In 2016 I was selected to live in an artistic residency in Sao Paulo, Brazil. It was the first long period of time I spent in the country and around that time I started studying the identity of those places; a study developed through memories and experiences, discoveries and encounters, which I penned in a publication released in 2020. Even before the book, I was magnetically drawn to the compelling nature of this country, so imposing, central and ancient to push me to photograph it in its every aspect. Nature, in its archaic essence, has always been at the core of my artistic research. What has me fascinated is its astonishing beauty and power, hiding stories of which nature is an impassive witness, and that make me tirelessly want to delve deeper in it. And so, immersed in my nights in Sao Paulo, I began portraying the city parks: wonderful natural systems yet contradictory attempts to recreate the Atlantic Maquis – which has now entirely disappeared in the city – hit by the glare of purple skies and transformed by light pollution. I continued my journey of discovery into the disruptive, almost presumptuous luxuriance of the tropical plants that surround the city, expand beyond its borders, beyond the state of Sao Paulo and even farther, where nature reshapes its appearance and takes on new features with the majestic and almost unbelievable Amazon forest, a guardian of distant worlds and lifeblood to indigenous and caboclo peoples.
O som da àgua
At the beginning of the century the Italian immigration involved several areas of Brazil, one of these was also the Amazonia. The idea of my journey aimed to retrace the experience of a discovery that has still the same feeling of a century ago. The discovery of a world and remote cultures, which bring with themselves roots diversely contaminated but that keep the original enchantment of places without time. Recorded in the reserve of Xixuau in the Amazon, the video resumes a fragment of everyday life that narrate a seemingly pristine time, but what you hear from the swaying hammock, are songs belonging to Western pop culture. In the heart of the Amazon, the Cabocla community brings the marks of a very complex story, which sees the West like protagonist of deprivation and contamination against of native civilizations. The caboclos are the result of this story and all the influence still exercised today.
The early morning in the Amazon, a time simultaneously real and unknown. A concrete experience that retains the same dimension of centuries ago, when even Gregorio Ronca, frigate captain of the Italian Navy undertook a long journey to the Amazon, on behalf of King Vittorio Emanuele III. The journey involved deep emotions dozed off by the power of that nature: “those natural magnificence always inspired in me a sense of admiration mixed with a feeling of pride for the security that, in a near future, men would have shaped that rebellious nature to its needs…”
A plus A Gallery, Venice
Dawn on a Dark Sublime

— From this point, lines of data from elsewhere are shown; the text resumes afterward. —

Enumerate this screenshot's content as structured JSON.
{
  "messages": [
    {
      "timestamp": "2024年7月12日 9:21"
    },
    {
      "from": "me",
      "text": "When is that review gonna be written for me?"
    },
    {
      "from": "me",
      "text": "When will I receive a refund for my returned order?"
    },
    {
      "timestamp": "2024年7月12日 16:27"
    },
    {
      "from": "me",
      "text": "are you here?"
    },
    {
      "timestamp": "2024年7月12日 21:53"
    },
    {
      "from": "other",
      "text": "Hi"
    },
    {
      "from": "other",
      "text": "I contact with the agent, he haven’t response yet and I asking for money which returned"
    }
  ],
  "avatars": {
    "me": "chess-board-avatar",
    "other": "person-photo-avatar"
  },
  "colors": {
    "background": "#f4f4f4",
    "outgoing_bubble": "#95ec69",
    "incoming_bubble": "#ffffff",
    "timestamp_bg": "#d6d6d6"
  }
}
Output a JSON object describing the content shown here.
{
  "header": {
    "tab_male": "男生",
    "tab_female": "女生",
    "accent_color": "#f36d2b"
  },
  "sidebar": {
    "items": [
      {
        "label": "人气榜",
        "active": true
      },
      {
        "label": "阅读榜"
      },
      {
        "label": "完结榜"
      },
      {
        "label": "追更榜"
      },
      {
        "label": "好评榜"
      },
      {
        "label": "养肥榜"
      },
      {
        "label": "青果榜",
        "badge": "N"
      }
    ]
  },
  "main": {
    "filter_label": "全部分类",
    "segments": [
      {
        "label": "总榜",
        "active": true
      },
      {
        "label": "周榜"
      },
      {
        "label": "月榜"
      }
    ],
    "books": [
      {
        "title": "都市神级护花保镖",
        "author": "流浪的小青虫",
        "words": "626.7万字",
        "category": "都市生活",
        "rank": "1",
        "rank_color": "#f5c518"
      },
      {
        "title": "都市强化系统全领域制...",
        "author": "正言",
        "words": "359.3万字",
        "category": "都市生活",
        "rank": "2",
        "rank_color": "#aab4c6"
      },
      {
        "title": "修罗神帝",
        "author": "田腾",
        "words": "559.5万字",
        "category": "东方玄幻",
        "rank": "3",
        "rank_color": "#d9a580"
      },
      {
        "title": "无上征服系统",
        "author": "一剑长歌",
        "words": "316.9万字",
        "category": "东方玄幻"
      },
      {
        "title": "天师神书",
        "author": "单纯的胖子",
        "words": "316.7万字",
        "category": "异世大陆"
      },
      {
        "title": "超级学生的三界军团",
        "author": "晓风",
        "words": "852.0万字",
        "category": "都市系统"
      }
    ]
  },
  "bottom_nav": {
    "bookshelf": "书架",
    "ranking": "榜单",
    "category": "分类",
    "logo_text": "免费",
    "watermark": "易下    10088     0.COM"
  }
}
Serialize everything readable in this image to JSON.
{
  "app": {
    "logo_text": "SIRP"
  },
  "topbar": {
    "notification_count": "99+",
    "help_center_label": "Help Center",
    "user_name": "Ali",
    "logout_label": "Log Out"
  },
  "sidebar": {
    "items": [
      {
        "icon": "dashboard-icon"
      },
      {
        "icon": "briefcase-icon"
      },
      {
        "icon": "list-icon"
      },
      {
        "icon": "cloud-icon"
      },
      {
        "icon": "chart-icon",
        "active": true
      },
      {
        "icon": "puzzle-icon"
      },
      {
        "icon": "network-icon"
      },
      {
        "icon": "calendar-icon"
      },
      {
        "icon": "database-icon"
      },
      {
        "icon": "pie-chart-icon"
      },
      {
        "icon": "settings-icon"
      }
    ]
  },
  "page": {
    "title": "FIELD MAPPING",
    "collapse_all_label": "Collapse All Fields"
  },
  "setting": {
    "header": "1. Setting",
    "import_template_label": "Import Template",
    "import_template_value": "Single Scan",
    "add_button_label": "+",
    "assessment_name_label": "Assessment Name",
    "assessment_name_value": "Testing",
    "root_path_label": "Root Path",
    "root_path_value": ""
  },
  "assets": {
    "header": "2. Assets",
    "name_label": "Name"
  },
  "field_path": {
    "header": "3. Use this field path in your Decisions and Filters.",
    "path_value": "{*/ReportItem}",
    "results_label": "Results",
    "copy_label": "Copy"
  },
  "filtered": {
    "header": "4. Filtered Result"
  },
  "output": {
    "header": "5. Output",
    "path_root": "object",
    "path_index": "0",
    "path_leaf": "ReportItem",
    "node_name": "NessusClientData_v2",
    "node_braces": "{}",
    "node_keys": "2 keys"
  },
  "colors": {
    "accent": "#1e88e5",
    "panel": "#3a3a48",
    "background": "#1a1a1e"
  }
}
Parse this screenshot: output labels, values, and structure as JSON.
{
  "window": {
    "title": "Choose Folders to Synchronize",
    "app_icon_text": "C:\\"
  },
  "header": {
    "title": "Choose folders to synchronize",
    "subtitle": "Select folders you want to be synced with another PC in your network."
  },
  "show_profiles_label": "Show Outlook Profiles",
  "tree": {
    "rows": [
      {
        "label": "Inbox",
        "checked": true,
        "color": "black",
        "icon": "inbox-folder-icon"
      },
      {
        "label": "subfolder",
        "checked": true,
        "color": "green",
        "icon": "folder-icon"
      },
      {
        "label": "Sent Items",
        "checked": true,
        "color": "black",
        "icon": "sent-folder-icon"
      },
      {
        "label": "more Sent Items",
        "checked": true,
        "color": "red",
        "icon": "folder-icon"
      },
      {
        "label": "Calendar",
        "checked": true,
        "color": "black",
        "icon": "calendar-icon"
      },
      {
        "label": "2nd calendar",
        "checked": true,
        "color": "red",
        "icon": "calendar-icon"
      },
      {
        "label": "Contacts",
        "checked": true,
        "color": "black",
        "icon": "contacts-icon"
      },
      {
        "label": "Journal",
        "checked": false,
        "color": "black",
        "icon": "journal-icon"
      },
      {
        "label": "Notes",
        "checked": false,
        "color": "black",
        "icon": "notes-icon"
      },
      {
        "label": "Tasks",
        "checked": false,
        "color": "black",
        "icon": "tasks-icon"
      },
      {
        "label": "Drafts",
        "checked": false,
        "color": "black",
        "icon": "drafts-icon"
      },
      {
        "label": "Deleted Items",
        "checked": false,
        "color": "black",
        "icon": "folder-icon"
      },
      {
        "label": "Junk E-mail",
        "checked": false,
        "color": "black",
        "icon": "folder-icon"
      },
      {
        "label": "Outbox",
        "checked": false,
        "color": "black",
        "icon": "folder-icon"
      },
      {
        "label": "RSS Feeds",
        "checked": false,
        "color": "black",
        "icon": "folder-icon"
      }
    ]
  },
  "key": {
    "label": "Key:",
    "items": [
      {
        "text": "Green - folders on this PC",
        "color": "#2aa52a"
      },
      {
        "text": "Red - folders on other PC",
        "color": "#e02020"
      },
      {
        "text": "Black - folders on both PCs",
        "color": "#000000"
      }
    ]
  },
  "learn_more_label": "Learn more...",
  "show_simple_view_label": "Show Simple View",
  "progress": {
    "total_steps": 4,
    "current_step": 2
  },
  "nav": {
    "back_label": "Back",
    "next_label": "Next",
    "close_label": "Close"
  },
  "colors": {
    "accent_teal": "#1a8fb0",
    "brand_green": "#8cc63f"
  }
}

This research brings together the historical thought and sublime concepts of nature through a subject that has never been in the center of an artistic research before: foibe.
I photographed and documented these vertical caves, chasms, large sinkholes in Istria and Karst – the photographs as well as sculptures, videos and sound installations convey to the visitor a double sublime suggestion: not only the magnificence of depicted nature that affects the perception, but also of the historical connotation.
The foibe tell the history of Europe in the 20th century, and also a story of nature and geology spanning millennia and of a number of literary, psychological, theological, mythological and aesthetic impressions.
The title is a reference to memory, to the process of remembering, to casting light on a nocturnal subject through artistic research – Dawn is in fact the dawning that gradually leads to light.